Politics & Government

Political news

Copyright 2016 NPR. To see more, visit http://www.npr.org/.

ARI SHAPIRO, HOST:

Donald Trump is in Florida today where once again he is making unbelievable claims. Sam Sanders has been with the Trump campaign for the last couple days and joins us now. Hi, Sam.

SAM SANDERS, BYLINE: Hey, Ari.

Copyright 2016 NPR. To see more, visit http://www.npr.org/.

Copyright 2016 NPR. To see more, visit http://www.npr.org/.

Copyright 2016 NPR. To see more, visit http://www.npr.org/.

Republican presidential nominee Donald Trump has released a second list of economic advisers in less than a week, and this time the names are almost all women.

The advisers include several longtime GOP fundraisers, including Diane Hendricks, co-founder and chairman of ABC Supply in Wisconsin, who was called "America's richest self-made woman" by Forbes magazine.

Joe Raedle/Getty Images

Republican Presidential Nominee Donald Trump announced members of his economic advisory team on Thursday, and they include Wisconsin businesswomen Diane Hendricks and Elizabeth Uihlein. Hendricks is the co-founder and chair of ABC Supply Co., a roofing supply firm, while Uihlein is president of Uline Corp., based in Pleasant Prairie.

The question is repeated in one form or another millions of times a day in social media and random conversation. It comes primarily from the backers of Donald Trump, but also from others — including the simply curious:

Why are the media obsessed with Trump's controversies and not Clinton's?

Editor's note: NPR fact-checked Republican presidential nominee Donald Trump's economic speech on Monday.

Trump delivered an address Monday to the Detroit Economic Club, outlining a plan to cut taxes and get rid of regulations.
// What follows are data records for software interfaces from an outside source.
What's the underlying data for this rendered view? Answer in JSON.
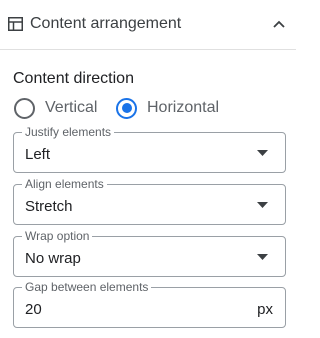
{
  "header": {
    "title": "Content arrangement",
    "icon": "layout-icon",
    "collapse_icon": "chevron-up-icon"
  },
  "content_direction": {
    "label": "Content direction",
    "options": [
      {
        "label": "Vertical",
        "checked": false
      },
      {
        "label": "Horizontal",
        "checked": true
      }
    ]
  },
  "fields": {
    "justify": {
      "label": "Justify elements",
      "value": "Left"
    },
    "align": {
      "label": "Align elements",
      "value": "Stretch"
    },
    "wrap": {
      "label": "Wrap option",
      "value": "No wrap"
    },
    "gap": {
      "label": "Gap between elements",
      "value": "20",
      "unit": "px"
    }
  },
  "colors": {
    "accent": "#1a73e8",
    "border": "#9aa0a6",
    "text": "#202124",
    "muted": "#5f6368"
  }
}
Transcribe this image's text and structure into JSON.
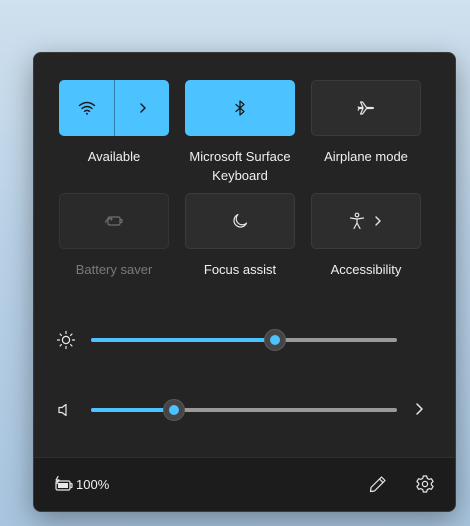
{
  "quick_settings": {
    "tiles": [
      {
        "name": "wifi",
        "label": "Available",
        "state": "on",
        "icon": "wifi-icon"
      },
      {
        "name": "bluetooth",
        "label": "Microsoft Surface Keyboard",
        "state": "on",
        "icon": "bluetooth-icon"
      },
      {
        "name": "airplane",
        "label": "Airplane mode",
        "state": "off",
        "icon": "airplane-icon"
      },
      {
        "name": "battery-saver",
        "label": "Battery saver",
        "state": "disabled",
        "icon": "battery-saver-icon"
      },
      {
        "name": "focus-assist",
        "label": "Focus assist",
        "state": "off",
        "icon": "moon-icon"
      },
      {
        "name": "accessibility",
        "label": "Accessibility",
        "state": "off",
        "icon": "accessibility-icon"
      }
    ],
    "brightness": {
      "icon": "sun-icon",
      "level": 0.6
    },
    "volume": {
      "icon": "speaker-icon",
      "level": 0.27
    },
    "footer": {
      "battery_icon": "battery-charging-icon",
      "battery_percent": "100%",
      "edit_icon": "pencil-icon",
      "settings_icon": "gear-icon"
    },
    "colors": {
      "accent": "#4cc2ff",
      "panel": "#242424",
      "footer": "#1c1c1c"
    }
  }
}
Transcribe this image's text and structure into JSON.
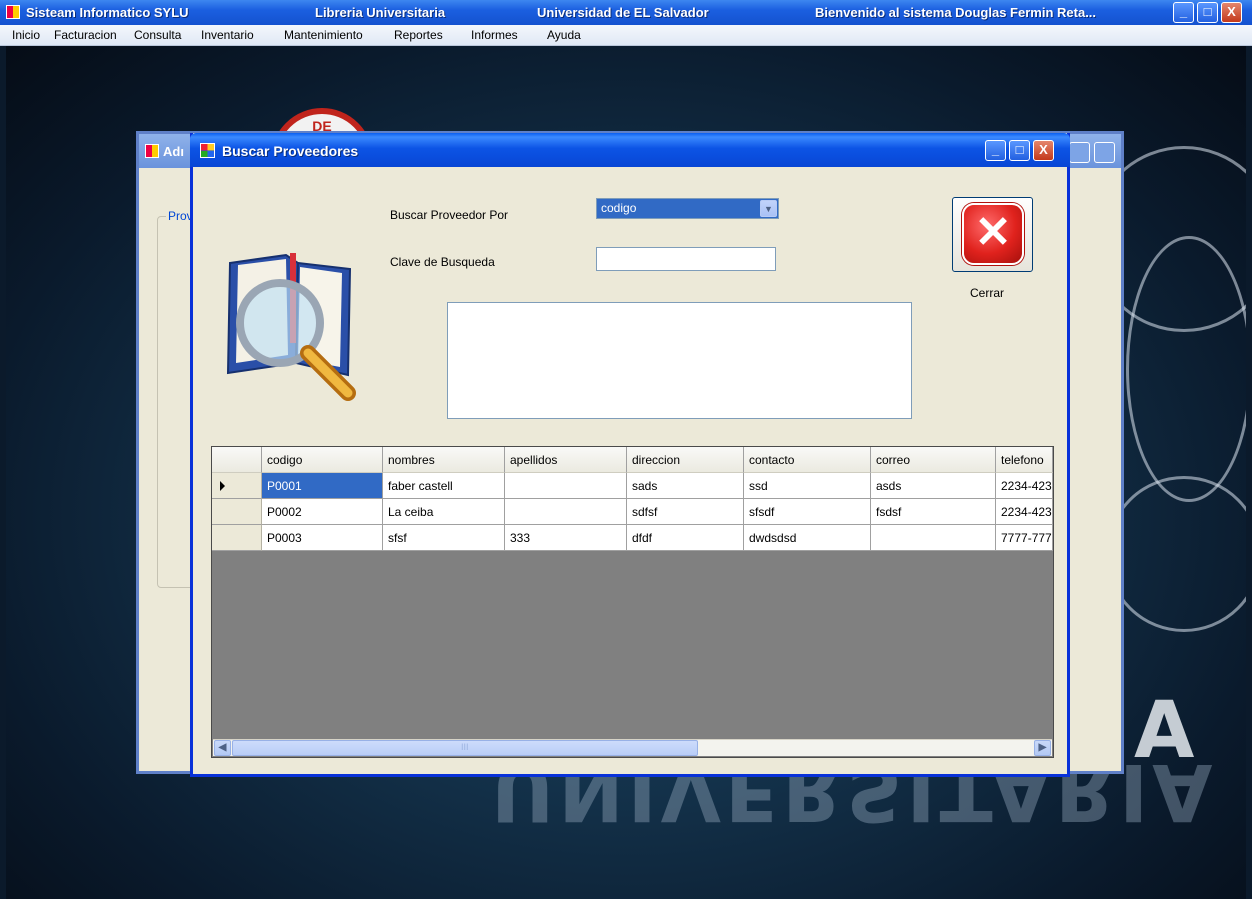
{
  "main_window": {
    "title_parts": [
      "Sisteam Informatico SYLU",
      "Libreria Universitaria",
      "Universidad de EL Salvador",
      "Bienvenido al sistema Douglas Fermin Reta..."
    ],
    "min_label": "_",
    "max_label": "□",
    "close_label": "X"
  },
  "menu": [
    "Inicio",
    "Facturacion",
    "Consulta",
    "Inventario",
    "Mantenimiento",
    "Reportes",
    "Informes",
    "Ayuda"
  ],
  "background_window": {
    "title": "Adı",
    "groupbox_label": "Prov"
  },
  "dialog": {
    "title": "Buscar Proveedores",
    "search_by_label": "Buscar Proveedor Por",
    "search_by_value": "codigo",
    "search_key_label": "Clave de Busqueda",
    "search_key_value": "",
    "close_button_label": "Cerrar"
  },
  "grid": {
    "columns": [
      "codigo",
      "nombres",
      "apellidos",
      "direccion",
      "contacto",
      "correo",
      "telefono"
    ],
    "rows": [
      [
        "P0001",
        "faber castell",
        "",
        "sads",
        "ssd",
        "asds",
        "2234-423"
      ],
      [
        "P0002",
        "La ceiba",
        "",
        "sdfsf",
        "sfsdf",
        "fsdsf",
        "2234-423"
      ],
      [
        "P0003",
        "sfsf",
        "333",
        "dfdf",
        "dwdsdsd",
        "",
        "7777-777"
      ]
    ],
    "selected_row": 0
  },
  "colors": {
    "titlebar_blue": "#0846d5",
    "selection_blue": "#316ac5",
    "dialog_bg": "#ece9d8"
  },
  "background_text": "UNIVERSITARIA"
}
Today was Hillary Clinton's turn, where she argued that her plan would boost the middle class while Trump's plan "would give trillions in tax cuts to big corporations, millionaires, and Wall Street money managers."

Updated at 11:49 a.m. to include reaction from Minority Leader Nancy Pelosi and Hillary Clinton's campaign.

Republican presidential nominee Donald Trump declined multiple opportunities to walk back his latest charge that President Obama founded the radical Islamic State terrorist organization.

In interviews Thursday morning with CNBC and the Hugh Hewitt Show, Trump said he did not regret the charge.

Copyright 2016 NPR. To see more, visit http://www.npr.org/.

STEVE INSKEEP, HOST:

S Bence

Many Milwaukee County residents who attended a hearing Wednesday night at the Washington Park Senior Center don't like the thought of having to pay to park along the lakefront or a wheel tax, in order to help plug a $56 million budget shortfall.

For long-time Republican Matthew Higgins, the moment of truth came when his nine-year-old son came to him with a question.

"'So daddy, is this how the political process works?'" said Higgins, recalling his son's query one evening. "'If you're a member of the Republican Party, does that mean you have to vote Republican, even if you don't agree with what the Republican is saying?'"

Higgins is CEO of a company called RSE Ventures, but he was press secretary when Rudy Giuliani was mayor of New York and was involved with fundraising for the McCain and Romney campaigns.

Joe Raedle/Getty Images

Hillary Clinton now leads Donald Trump by a 10-point margin among registered voters in Wisconsin and by 15 points among likely voters, according to the latest Marquette Law School Poll released Wednesday.

A month ago, Clinton held  a 6-point lead among registered voters here and a 4-point advantage among likely voters.

Copyright 2016 NPR. To see more, visit http://www.npr.org/.

Copyright 2016 NPR. To see more, visit http://www.npr.org/.

Pages